WHAT IS REQUIRED:
Show every line in the records below that contains the word "time".

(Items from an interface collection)
* * *

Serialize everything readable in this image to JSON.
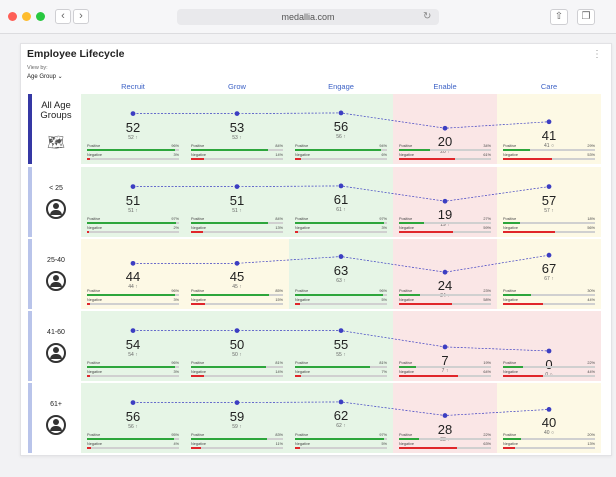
{
  "browser": {
    "url": "medallia.com",
    "nav_back": "‹",
    "nav_forward": "›",
    "reload_icon": "↻",
    "share_icon": "⇧",
    "tabs_icon": "❐"
  },
  "widget": {
    "title": "Employee Lifecycle",
    "view_by_label": "View by:",
    "view_by_value": "Age Group ⌄",
    "menu_icon": "⋮"
  },
  "columns": [
    "Recruit",
    "Grow",
    "Engage",
    "Enable",
    "Care"
  ],
  "colors": {
    "green_bg": "#e6f5e6",
    "yellow_bg": "#fdf9e5",
    "red_bg": "#fae6e6",
    "positive": "#2da63c",
    "negative": "#e0262b",
    "trend_line": "#3c3ec2",
    "accent": "#3e63c6"
  },
  "rows": [
    {
      "label": "All Age Groups",
      "icon": "map-icon",
      "cells": [
        {
          "score": "52",
          "sub": "52 ↑",
          "level": 0.6,
          "bg": "green",
          "pos_label": "Positive",
          "pos_pct": "96%",
          "pos": 0.96,
          "neg_label": "Negative",
          "neg_pct": "3%",
          "neg": 0.03
        },
        {
          "score": "53",
          "sub": "53 ↑",
          "level": 0.6,
          "bg": "green",
          "pos_label": "Positive",
          "pos_pct": "84%",
          "pos": 0.84,
          "neg_label": "Negative",
          "neg_pct": "14%",
          "neg": 0.14
        },
        {
          "score": "56",
          "sub": "56 ↑",
          "level": 0.62,
          "bg": "green",
          "pos_label": "Positive",
          "pos_pct": "94%",
          "pos": 0.94,
          "neg_label": "Negative",
          "neg_pct": "6%",
          "neg": 0.06
        },
        {
          "score": "20",
          "sub": "20 ↑",
          "level": 0.17,
          "bg": "red",
          "pos_label": "Positive",
          "pos_pct": "34%",
          "pos": 0.34,
          "neg_label": "Negative",
          "neg_pct": "61%",
          "neg": 0.61
        },
        {
          "score": "41",
          "sub": "41 ○",
          "level": 0.36,
          "bg": "yellow",
          "pos_label": "Positive",
          "pos_pct": "29%",
          "pos": 0.29,
          "neg_label": "Negative",
          "neg_pct": "53%",
          "neg": 0.53
        }
      ]
    },
    {
      "label": "< 25",
      "icon": "person-icon",
      "cells": [
        {
          "score": "51",
          "sub": "51 ↑",
          "level": 0.6,
          "bg": "green",
          "pos_label": "Positive",
          "pos_pct": "97%",
          "pos": 0.97,
          "neg_label": "Negative",
          "neg_pct": "2%",
          "neg": 0.02
        },
        {
          "score": "51",
          "sub": "51 ↑",
          "level": 0.6,
          "bg": "green",
          "pos_label": "Positive",
          "pos_pct": "84%",
          "pos": 0.84,
          "neg_label": "Negative",
          "neg_pct": "13%",
          "neg": 0.13
        },
        {
          "score": "61",
          "sub": "61 ↑",
          "level": 0.62,
          "bg": "green",
          "pos_label": "Positive",
          "pos_pct": "97%",
          "pos": 0.97,
          "neg_label": "Negative",
          "neg_pct": "3%",
          "neg": 0.03
        },
        {
          "score": "19",
          "sub": "19 ↑",
          "level": 0.17,
          "bg": "red",
          "pos_label": "Positive",
          "pos_pct": "27%",
          "pos": 0.27,
          "neg_label": "Negative",
          "neg_pct": "59%",
          "neg": 0.59
        },
        {
          "score": "57",
          "sub": "57 ↑",
          "level": 0.6,
          "bg": "yellow",
          "pos_label": "Positive",
          "pos_pct": "18%",
          "pos": 0.18,
          "neg_label": "Negative",
          "neg_pct": "56%",
          "neg": 0.56
        }
      ]
    },
    {
      "label": "25-40",
      "icon": "person-icon",
      "cells": [
        {
          "score": "44",
          "sub": "44 ↑",
          "level": 0.46,
          "bg": "yellow",
          "pos_label": "Positive",
          "pos_pct": "96%",
          "pos": 0.96,
          "neg_label": "Negative",
          "neg_pct": "3%",
          "neg": 0.03
        },
        {
          "score": "45",
          "sub": "45 ↑",
          "level": 0.46,
          "bg": "yellow",
          "pos_label": "Positive",
          "pos_pct": "85%",
          "pos": 0.85,
          "neg_label": "Negative",
          "neg_pct": "15%",
          "neg": 0.15
        },
        {
          "score": "63",
          "sub": "63 ↑",
          "level": 0.66,
          "bg": "green",
          "pos_label": "Positive",
          "pos_pct": "96%",
          "pos": 0.96,
          "neg_label": "Negative",
          "neg_pct": "5%",
          "neg": 0.05
        },
        {
          "score": "24",
          "sub": "24 ↑",
          "level": 0.2,
          "bg": "red",
          "pos_label": "Positive",
          "pos_pct": "23%",
          "pos": 0.23,
          "neg_label": "Negative",
          "neg_pct": "58%",
          "neg": 0.58
        },
        {
          "score": "67",
          "sub": "67 ↑",
          "level": 0.7,
          "bg": "yellow",
          "pos_label": "Positive",
          "pos_pct": "30%",
          "pos": 0.3,
          "neg_label": "Negative",
          "neg_pct": "44%",
          "neg": 0.44
        }
      ]
    },
    {
      "label": "41-60",
      "icon": "person-icon",
      "cells": [
        {
          "score": "54",
          "sub": "54 ↑",
          "level": 0.6,
          "bg": "green",
          "pos_label": "Positive",
          "pos_pct": "96%",
          "pos": 0.96,
          "neg_label": "Negative",
          "neg_pct": "3%",
          "neg": 0.03
        },
        {
          "score": "50",
          "sub": "50 ↑",
          "level": 0.6,
          "bg": "green",
          "pos_label": "Positive",
          "pos_pct": "81%",
          "pos": 0.81,
          "neg_label": "Negative",
          "neg_pct": "14%",
          "neg": 0.14
        },
        {
          "score": "55",
          "sub": "55 ↑",
          "level": 0.6,
          "bg": "green",
          "pos_label": "Positive",
          "pos_pct": "81%",
          "pos": 0.81,
          "neg_label": "Negative",
          "neg_pct": "7%",
          "neg": 0.07
        },
        {
          "score": "7",
          "sub": "7 ↑",
          "level": 0.12,
          "bg": "red",
          "pos_label": "Positive",
          "pos_pct": "19%",
          "pos": 0.19,
          "neg_label": "Negative",
          "neg_pct": "64%",
          "neg": 0.64
        },
        {
          "score": "0",
          "sub": "0 ○",
          "level": 0.0,
          "bg": "red",
          "pos_label": "Positive",
          "pos_pct": "22%",
          "pos": 0.22,
          "neg_label": "Negative",
          "neg_pct": "44%",
          "neg": 0.44
        }
      ]
    },
    {
      "label": "61+",
      "icon": "person-icon",
      "cells": [
        {
          "score": "56",
          "sub": "56 ↑",
          "level": 0.6,
          "bg": "green",
          "pos_label": "Positive",
          "pos_pct": "95%",
          "pos": 0.95,
          "neg_label": "Negative",
          "neg_pct": "4%",
          "neg": 0.04
        },
        {
          "score": "59",
          "sub": "59 ↑",
          "level": 0.6,
          "bg": "green",
          "pos_label": "Positive",
          "pos_pct": "83%",
          "pos": 0.83,
          "neg_label": "Negative",
          "neg_pct": "11%",
          "neg": 0.11
        },
        {
          "score": "62",
          "sub": "62 ↑",
          "level": 0.62,
          "bg": "green",
          "pos_label": "Positive",
          "pos_pct": "97%",
          "pos": 0.97,
          "neg_label": "Negative",
          "neg_pct": "5%",
          "neg": 0.05
        },
        {
          "score": "28",
          "sub": "28 ↑",
          "level": 0.22,
          "bg": "red",
          "pos_label": "Positive",
          "pos_pct": "22%",
          "pos": 0.22,
          "neg_label": "Negative",
          "neg_pct": "63%",
          "neg": 0.63
        },
        {
          "score": "40",
          "sub": "40 ○",
          "level": 0.4,
          "bg": "yellow",
          "pos_label": "Positive",
          "pos_pct": "20%",
          "pos": 0.2,
          "neg_label": "Negative",
          "neg_pct": "13%",
          "neg": 0.13
        }
      ]
    }
  ]
}
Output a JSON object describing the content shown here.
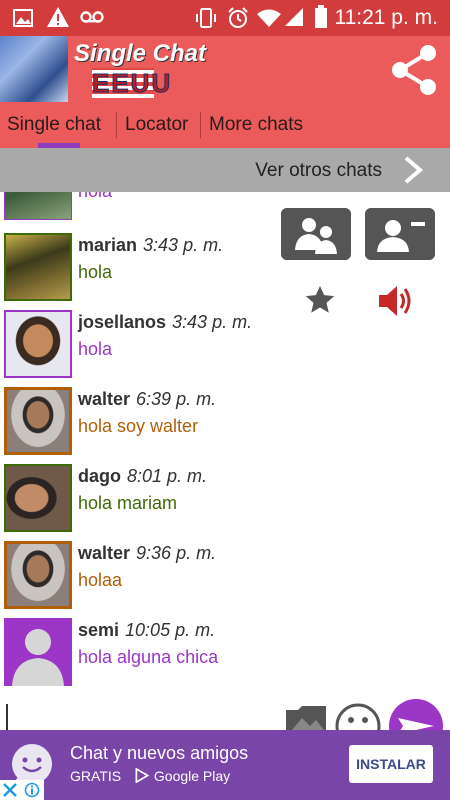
{
  "status_bar": {
    "time": "11:21 p. m.",
    "left_icons": [
      "image-icon",
      "warning-icon",
      "voicemail-icon"
    ],
    "right_icons": [
      "vibrate-icon",
      "alarm-icon",
      "wifi-icon",
      "signal-icon",
      "battery-icon"
    ]
  },
  "header": {
    "title": "Single Chat",
    "subtitle": "EEUU",
    "share_icon": "share-icon"
  },
  "tabs": [
    {
      "label": "Single chat",
      "active": true
    },
    {
      "label": "Locator",
      "active": false
    },
    {
      "label": "More chats",
      "active": false
    }
  ],
  "colors": {
    "status_bar": "#d33c3c",
    "header": "#ec5b5b",
    "tab_indicator": "#8e3dbd",
    "purple_text": "#9b36c6",
    "green_text": "#3f6a06",
    "orange_text": "#b25e08",
    "ad_bg": "#7a45a8"
  },
  "banner": {
    "label": "Ver otros chats"
  },
  "messages": [
    {
      "name": "",
      "time": "",
      "text": "hola",
      "color": "#9b36c6",
      "avatar": "avatar-photo"
    },
    {
      "name": "marian",
      "time": "3:43 p. m.",
      "text": "hola",
      "color": "#3f6a06",
      "avatar": "avatar-photo"
    },
    {
      "name": "josellanos",
      "time": "3:43 p. m.",
      "text": "hola",
      "color": "#9b36c6",
      "avatar": "avatar-photo"
    },
    {
      "name": "walter",
      "time": "6:39 p. m.",
      "text": "hola soy walter",
      "color": "#b25e08",
      "avatar": "avatar-photo"
    },
    {
      "name": "dago",
      "time": "8:01 p. m.",
      "text": "hola mariam",
      "color": "#3f6a06",
      "avatar": "avatar-photo"
    },
    {
      "name": "walter",
      "time": "9:36 p. m.",
      "text": "holaa",
      "color": "#b25e08",
      "avatar": "avatar-photo"
    },
    {
      "name": "semi",
      "time": "10:05 p. m.",
      "text": "hola alguna chica",
      "color": "#9b36c6",
      "avatar": "default-avatar-icon"
    }
  ],
  "tools": {
    "icons": [
      "group-icon",
      "remove-contact-icon",
      "star-icon",
      "volume-icon",
      "gallery-icon",
      "emoji-icon",
      "send-icon"
    ]
  },
  "ad": {
    "headline": "Chat y nuevos amigos",
    "sub": "GRATIS",
    "store": "Google Play",
    "install_label": "INSTALAR",
    "icons": [
      "adchoices-close-icon",
      "adchoices-info-icon",
      "app-logo-icon"
    ]
  }
}
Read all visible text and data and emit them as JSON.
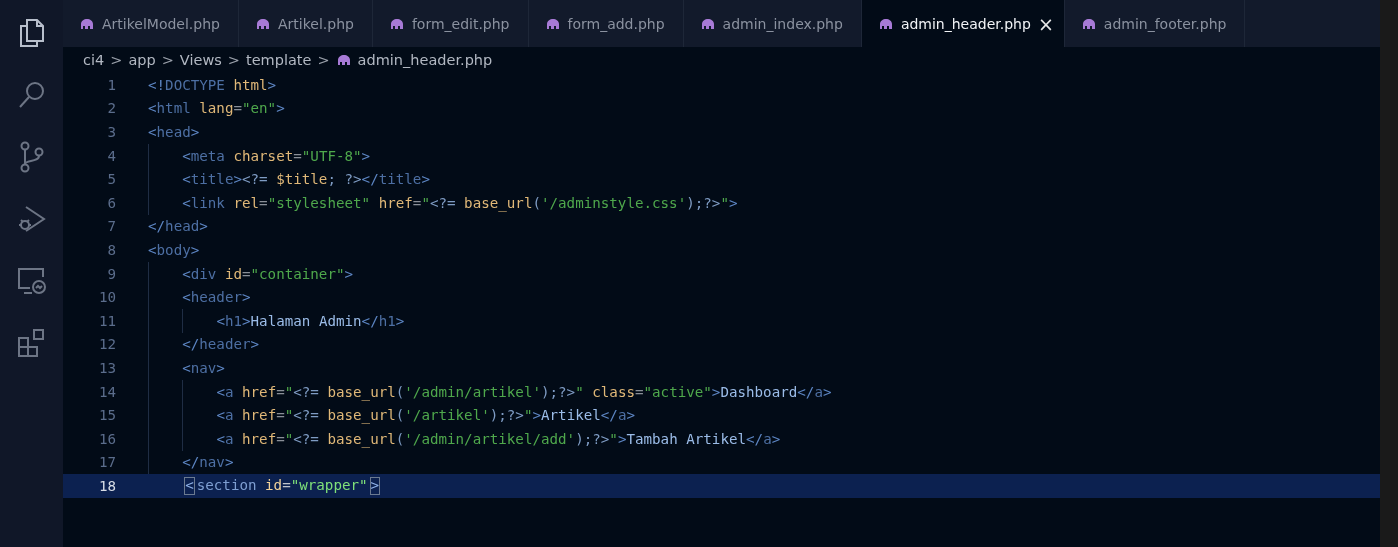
{
  "activity_bar": [
    {
      "kind": "files",
      "selected": true
    },
    {
      "kind": "search",
      "selected": false
    },
    {
      "kind": "source-control",
      "selected": false
    },
    {
      "kind": "run-debug",
      "selected": false
    },
    {
      "kind": "remote",
      "selected": false
    },
    {
      "kind": "extensions",
      "selected": false
    }
  ],
  "tabs": [
    {
      "label": "ArtikelModel.php",
      "selected": false
    },
    {
      "label": "Artikel.php",
      "selected": false
    },
    {
      "label": "form_edit.php",
      "selected": false
    },
    {
      "label": "form_add.php",
      "selected": false
    },
    {
      "label": "admin_index.php",
      "selected": false
    },
    {
      "label": "admin_header.php",
      "selected": true,
      "close": "×"
    },
    {
      "label": "admin_footer.php",
      "selected": false
    }
  ],
  "breadcrumb": [
    "ci4",
    "app",
    "Views",
    "template",
    "admin_header.php"
  ],
  "breadcrumb_separator": ">",
  "lines": [
    {
      "number": "1",
      "current": false,
      "tokens": [
        {
          "kind": "punct",
          "text": "<!"
        },
        {
          "kind": "tag",
          "text": "DOCTYPE"
        },
        {
          "kind": "attr",
          "text": " html"
        },
        {
          "kind": "punct",
          "text": ">"
        }
      ]
    },
    {
      "number": "2",
      "current": false,
      "tokens": [
        {
          "kind": "punct",
          "text": "<"
        },
        {
          "kind": "tag",
          "text": "html"
        },
        {
          "kind": "attr",
          "text": " lang"
        },
        {
          "kind": "op",
          "text": "="
        },
        {
          "kind": "string",
          "text": "\"en\""
        },
        {
          "kind": "punct",
          "text": ">"
        }
      ]
    },
    {
      "number": "3",
      "current": false,
      "tokens": [
        {
          "kind": "punct",
          "text": "<"
        },
        {
          "kind": "tag",
          "text": "head"
        },
        {
          "kind": "punct",
          "text": ">"
        }
      ],
      "children": [
        {
          "number": "4",
          "current": false,
          "tokens": [
            {
              "kind": "punct",
              "text": "<"
            },
            {
              "kind": "tag",
              "text": "meta"
            },
            {
              "kind": "attr",
              "text": " charset"
            },
            {
              "kind": "op",
              "text": "="
            },
            {
              "kind": "string",
              "text": "\"UTF-8\""
            },
            {
              "kind": "punct",
              "text": ">"
            }
          ]
        },
        {
          "number": "5",
          "current": false,
          "tokens": [
            {
              "kind": "punct",
              "text": "<"
            },
            {
              "kind": "tag",
              "text": "title"
            },
            {
              "kind": "punct",
              "text": ">"
            },
            {
              "kind": "php",
              "text": "<?="
            },
            {
              "kind": "attr",
              "text": " $title"
            },
            {
              "kind": "php",
              "text": "; ?>"
            },
            {
              "kind": "punct",
              "text": "</"
            },
            {
              "kind": "tag",
              "text": "title"
            },
            {
              "kind": "punct",
              "text": ">"
            }
          ]
        },
        {
          "number": "6",
          "current": false,
          "tokens": [
            {
              "kind": "punct",
              "text": "<"
            },
            {
              "kind": "tag",
              "text": "link"
            },
            {
              "kind": "attr",
              "text": " rel"
            },
            {
              "kind": "op",
              "text": "="
            },
            {
              "kind": "string",
              "text": "\"stylesheet\""
            },
            {
              "kind": "attr",
              "text": " href"
            },
            {
              "kind": "op",
              "text": "="
            },
            {
              "kind": "string",
              "text": "\""
            },
            {
              "kind": "php",
              "text": "<?="
            },
            {
              "kind": "attr",
              "text": " base_url"
            },
            {
              "kind": "php",
              "text": "("
            },
            {
              "kind": "string",
              "text": "'/adminstyle.css'"
            },
            {
              "kind": "php",
              "text": ");?>"
            },
            {
              "kind": "string",
              "text": "\""
            },
            {
              "kind": "punct",
              "text": ">"
            }
          ]
        }
      ]
    },
    {
      "number": "7",
      "current": false,
      "tokens": [
        {
          "kind": "punct",
          "text": "</"
        },
        {
          "kind": "tag",
          "text": "head"
        },
        {
          "kind": "punct",
          "text": ">"
        }
      ]
    },
    {
      "number": "8",
      "current": false,
      "tokens": [
        {
          "kind": "punct",
          "text": "<"
        },
        {
          "kind": "tag",
          "text": "body"
        },
        {
          "kind": "punct",
          "text": ">"
        }
      ],
      "children": [
        {
          "number": "9",
          "current": false,
          "tokens": [
            {
              "kind": "punct",
              "text": "<"
            },
            {
              "kind": "tag",
              "text": "div"
            },
            {
              "kind": "attr",
              "text": " id"
            },
            {
              "kind": "op",
              "text": "="
            },
            {
              "kind": "string",
              "text": "\"container\""
            },
            {
              "kind": "punct",
              "text": ">"
            }
          ]
        },
        {
          "number": "10",
          "current": false,
          "tokens": [
            {
              "kind": "punct",
              "text": "<"
            },
            {
              "kind": "tag",
              "text": "header"
            },
            {
              "kind": "punct",
              "text": ">"
            }
          ],
          "children": [
            {
              "number": "11",
              "current": false,
              "tokens": [
                {
                  "kind": "punct",
                  "text": "<"
                },
                {
                  "kind": "tag",
                  "text": "h1"
                },
                {
                  "kind": "punct",
                  "text": ">"
                },
                {
                  "kind": "text",
                  "text": "Halaman Admin"
                },
                {
                  "kind": "punct",
                  "text": "</"
                },
                {
                  "kind": "tag",
                  "text": "h1"
                },
                {
                  "kind": "punct",
                  "text": ">"
                }
              ]
            }
          ]
        },
        {
          "number": "12",
          "current": false,
          "tokens": [
            {
              "kind": "punct",
              "text": "</"
            },
            {
              "kind": "tag",
              "text": "header"
            },
            {
              "kind": "punct",
              "text": ">"
            }
          ]
        },
        {
          "number": "13",
          "current": false,
          "tokens": [
            {
              "kind": "punct",
              "text": "<"
            },
            {
              "kind": "tag",
              "text": "nav"
            },
            {
              "kind": "punct",
              "text": ">"
            }
          ],
          "children": [
            {
              "number": "14",
              "current": false,
              "tokens": [
                {
                  "kind": "punct",
                  "text": "<"
                },
                {
                  "kind": "tag",
                  "text": "a"
                },
                {
                  "kind": "attr",
                  "text": " href"
                },
                {
                  "kind": "op",
                  "text": "="
                },
                {
                  "kind": "string",
                  "text": "\""
                },
                {
                  "kind": "php",
                  "text": "<?="
                },
                {
                  "kind": "attr",
                  "text": " base_url"
                },
                {
                  "kind": "php",
                  "text": "("
                },
                {
                  "kind": "string",
                  "text": "'/admin/artikel'"
                },
                {
                  "kind": "php",
                  "text": ");?>"
                },
                {
                  "kind": "string",
                  "text": "\""
                },
                {
                  "kind": "attr",
                  "text": " class"
                },
                {
                  "kind": "op",
                  "text": "="
                },
                {
                  "kind": "string",
                  "text": "\"active\""
                },
                {
                  "kind": "punct",
                  "text": ">"
                },
                {
                  "kind": "text",
                  "text": "Dashboard"
                },
                {
                  "kind": "punct",
                  "text": "</"
                },
                {
                  "kind": "tag",
                  "text": "a"
                },
                {
                  "kind": "punct",
                  "text": ">"
                }
              ]
            },
            {
              "number": "15",
              "current": false,
              "tokens": [
                {
                  "kind": "punct",
                  "text": "<"
                },
                {
                  "kind": "tag",
                  "text": "a"
                },
                {
                  "kind": "attr",
                  "text": " href"
                },
                {
                  "kind": "op",
                  "text": "="
                },
                {
                  "kind": "string",
                  "text": "\""
                },
                {
                  "kind": "php",
                  "text": "<?="
                },
                {
                  "kind": "attr",
                  "text": " base_url"
                },
                {
                  "kind": "php",
                  "text": "("
                },
                {
                  "kind": "string",
                  "text": "'/artikel'"
                },
                {
                  "kind": "php",
                  "text": ");?>"
                },
                {
                  "kind": "string",
                  "text": "\""
                },
                {
                  "kind": "punct",
                  "text": ">"
                },
                {
                  "kind": "text",
                  "text": "Artikel"
                },
                {
                  "kind": "punct",
                  "text": "</"
                },
                {
                  "kind": "tag",
                  "text": "a"
                },
                {
                  "kind": "punct",
                  "text": ">"
                }
              ]
            },
            {
              "number": "16",
              "current": false,
              "tokens": [
                {
                  "kind": "punct",
                  "text": "<"
                },
                {
                  "kind": "tag",
                  "text": "a"
                },
                {
                  "kind": "attr",
                  "text": " href"
                },
                {
                  "kind": "op",
                  "text": "="
                },
                {
                  "kind": "string",
                  "text": "\""
                },
                {
                  "kind": "php",
                  "text": "<?="
                },
                {
                  "kind": "attr",
                  "text": " base_url"
                },
                {
                  "kind": "php",
                  "text": "("
                },
                {
                  "kind": "string",
                  "text": "'/admin/artikel/add'"
                },
                {
                  "kind": "php",
                  "text": ");?>"
                },
                {
                  "kind": "string",
                  "text": "\""
                },
                {
                  "kind": "punct",
                  "text": ">"
                },
                {
                  "kind": "text",
                  "text": "Tambah Artikel"
                },
                {
                  "kind": "punct",
                  "text": "</"
                },
                {
                  "kind": "tag",
                  "text": "a"
                },
                {
                  "kind": "punct",
                  "text": ">"
                }
              ]
            }
          ]
        },
        {
          "number": "17",
          "current": false,
          "tokens": [
            {
              "kind": "punct",
              "text": "</"
            },
            {
              "kind": "tag",
              "text": "nav"
            },
            {
              "kind": "punct",
              "text": ">"
            }
          ]
        },
        {
          "number": "18",
          "current": true,
          "tokens": [
            {
              "kind": "bracket",
              "text": "<"
            },
            {
              "kind": "tag",
              "text": "section"
            },
            {
              "kind": "attr",
              "text": " id"
            },
            {
              "kind": "op",
              "text": "="
            },
            {
              "kind": "string",
              "text": "\"wrapper\""
            },
            {
              "kind": "bracket",
              "text": ">"
            }
          ]
        }
      ]
    }
  ]
}
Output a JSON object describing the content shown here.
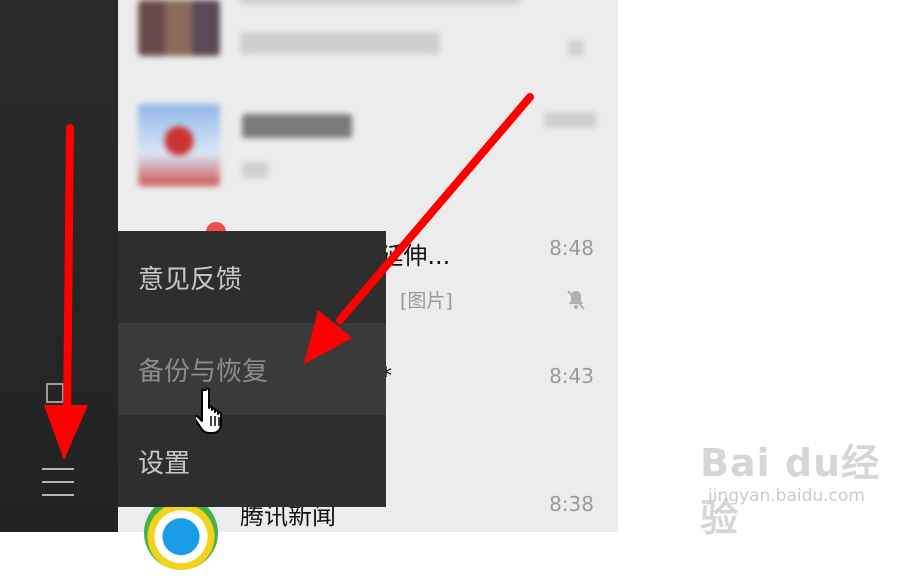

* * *

YOUR RESPONSE:
    "time": "11:21 p. m.",
      "time": "",
      "time": "3:43 p. m.",
      "time": "3:43 p. m.",
      "time": "6:39 p. m.",
      "time": "8:01 p. m.",
      "time": "9:36 p. m.",
      "time": "10:05 p. m.",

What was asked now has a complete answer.